■ Task statement
Copy the records below character for character.

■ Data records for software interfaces
##############################

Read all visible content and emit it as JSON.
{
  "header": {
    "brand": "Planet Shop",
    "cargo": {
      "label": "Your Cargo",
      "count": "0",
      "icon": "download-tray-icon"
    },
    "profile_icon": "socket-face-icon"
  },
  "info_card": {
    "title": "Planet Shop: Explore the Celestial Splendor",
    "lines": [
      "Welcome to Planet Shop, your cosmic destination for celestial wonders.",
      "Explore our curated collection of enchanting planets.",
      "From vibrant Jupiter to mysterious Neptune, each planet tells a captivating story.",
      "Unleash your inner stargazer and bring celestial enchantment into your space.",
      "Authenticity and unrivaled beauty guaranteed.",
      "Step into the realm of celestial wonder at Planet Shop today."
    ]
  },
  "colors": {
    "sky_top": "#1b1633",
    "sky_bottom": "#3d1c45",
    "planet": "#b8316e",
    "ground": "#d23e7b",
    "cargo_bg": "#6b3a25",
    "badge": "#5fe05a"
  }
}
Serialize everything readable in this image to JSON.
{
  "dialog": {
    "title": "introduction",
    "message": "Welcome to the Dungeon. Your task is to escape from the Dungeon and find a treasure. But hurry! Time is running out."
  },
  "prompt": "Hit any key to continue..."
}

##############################

■ Task response
Read all visible content and emit it as JSON.
{
  "header": {
    "brand": "Planet Shop",
    "cargo": {
      "label": "Your Cargo",
      "count": "0",
      "icon": "download-tray-icon"
    },
    "profile_icon": "socket-face-icon"
  },
  "info_card": {
    "title": "Planet Shop: Explore the Celestial Splendor",
    "lines": [
      "Welcome to Planet Shop, your cosmic destination for celestial wonders.",
      "Explore our curated collection of enchanting planets.",
      "From vibrant Jupiter to mysterious Neptune, each planet tells a captivating story.",
      "Unleash your inner stargazer and bring celestial enchantment into your space.",
      "Authenticity and unrivaled beauty guaranteed.",
      "Step into the realm of celestial wonder at Planet Shop today."
    ]
  },
  "colors": {
    "sky_top": "#1b1633",
    "sky_bottom": "#3d1c45",
    "planet": "#b8316e",
    "ground": "#d23e7b",
    "cargo_bg": "#6b3a25",
    "badge": "#5fe05a"
  }
}
Serialize everything readable in this image to JSON.
{
  "dialog": {
    "title": "introduction",
    "message": "Welcome to the Dungeon. Your task is to escape from the Dungeon and find a treasure. But hurry! Time is running out."
  },
  "prompt": "Hit any key to continue..."
}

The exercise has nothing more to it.